With Appeal Filed, What Options Are Available In Florida For The Seminole Tribe?

Written By John Holden on November 24, 2021

Under 24-hours after Judge Dabney Friedrich ruled that the 2021 Compact between the State of Florida and the Seminole Tribe of Florida was incompatible with the Indian Gaming Regulatory Act (IGRA), the Seminole Tribe has filed an appeal to have the case heard by the District of Columbia Court of Appeals.

The appeal was a certainty. The Tribe is likely to be joined in their appeal by a separate appeal from the Department of the Interior and Secretary of the Interior Deb Haaland. The appeal was the most obvious next step in the battle over the legality of the Compact. However, there are other potential options available as well.

The appeal(s)

The Seminole Tribe’s appeal will be limited to the part of the District Court ruling that impacts them. Notably, Judge Friedrich’s decision to determine the case could proceed without the Tribe as a party to the litigation.

Comparatively, if the Tribe prevails that they are an indispensable party and the failure to include them means the lawsuit should be dismissed, that is the ballgame, and the taps get turned back on.

The Seminole Tribe, however, will not be the only party to appeal. In addition, the Department of the Interior will inevitably file an appeal. It will likely challenge both Judge Friedrich’s ruling on the plaintiffs’ standing to bring the lawsuit. Moreover, the Judge’s finding regarding the permissibility of bets occurring on tribal land if the server’s location is on tribal land under IGRA.

Therefore, success on either appeal would restore the 2021 Compact, which absent a stay, no longer exists.

What about a stay?

While it is likely that both the Seminole Tribe and the Department of the Interior will ask the District Court for a stay pending the appeal, the parties need to satisfy a four-part test to secure it.

  1. Likelihood of success on appeal
  2. Likelihood of irreparable harm pending appeal
  3. The balance of the hardships
  4. The public interest

At this time, the Seminole Tribe, within their motion, decided to stay for the opinion of Judge Friedrich. They argue that all four factors favor a stay. If the District Court denies a stay, the parties could seek one at the Court of Appeals.

The backdoor?

An alternative to the appellate process, which could drag on for months, would be to lobby federal lawmakers to advance a bill similar to the one introduced in 2019 by then-New York congressman Anthony Brindisi that modernized IGRA to allow for online sports betting.

The bill, H.R. 5502, pretty simplistically changed federal law to designate a bet placed where the servers are. The relevant text stated:

“For purposes of the Indian Gaming Regulatory Act (25 U.S.C. 2701 et seq), only a sports wager made through an interactive sports wagering platform shall be deemed to be made at the physical location of the server or other computer equipment used to accept the sports wager.”

Followed by:

(1) The person placing the sports wager and the server or other computer equipment through which the wager is accepting are in the same State.

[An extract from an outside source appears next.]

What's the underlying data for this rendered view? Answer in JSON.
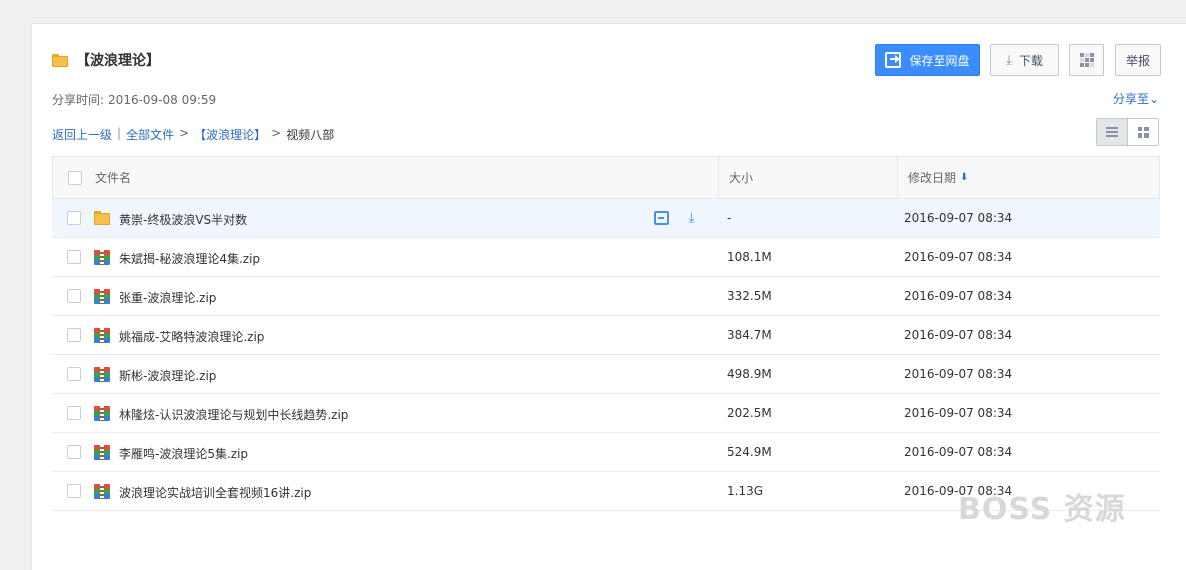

(2) The applicable State and Indian Tribe have entered into a Tribal-State compact under the Indian Gaming Regulatory Act authorizing the placing of sports wagers through interactive sports wagering platforms.

Furthermore, a federal bill would help bring IGRA into the 21st century. It would help fulfill the initial reasons for passing IGRA, which was to promote economic development. At present, with the D.C. District Court ruling in place, Tribes require to enter into commercial arrangements with states if they want to offer mobile wagering.

Many who closely follow tribal gaming believe that IGRA intends to facilitate cooperation between tribes and the states to agree on gaming schemes that best suit their needs. At present, IGRA serves as an obstacle to the desired regulatory system that Florida and the Seminole Tribe mutually agreed.

While we wait

In addition, Seminole Tribe and their partners face the task of playing a waiting game. While Governor DeSantis stated that he was uncertain whether the ruling impacted Florida or the Seminole Tribe, that is likely playing coy, at least regarding the Seminole Tribe’s partners and suppliers who seek to operate in other states.

While it would undoubtedly be easy to ignore the D.C. District Court’s ruling, such an action could have significant consequences in other jurisdictions where suppliers seek a license. As of right now, in the words of Judge Friedrich:

“Continuing to offer sports betting [in Florida] would violate federal law.”

What’s to come

The forthcoming appeals will play out over the coming months. They are unlikely to resolve nearly as quickly as the district court decision. However, it is worth bearing in mind that the 2022 ballot initiative from Florida Education Champions will not impact the case, as the two things are happening in isolation.

Even if those supporting the open sports betting market can gather enough signatures by the February deadline, an open market would not be likely to launch before 2023.

Photo by rawf8 / Shutterstock.com
John Holden Avatar
Written by
John Holden

View all posts by John Holden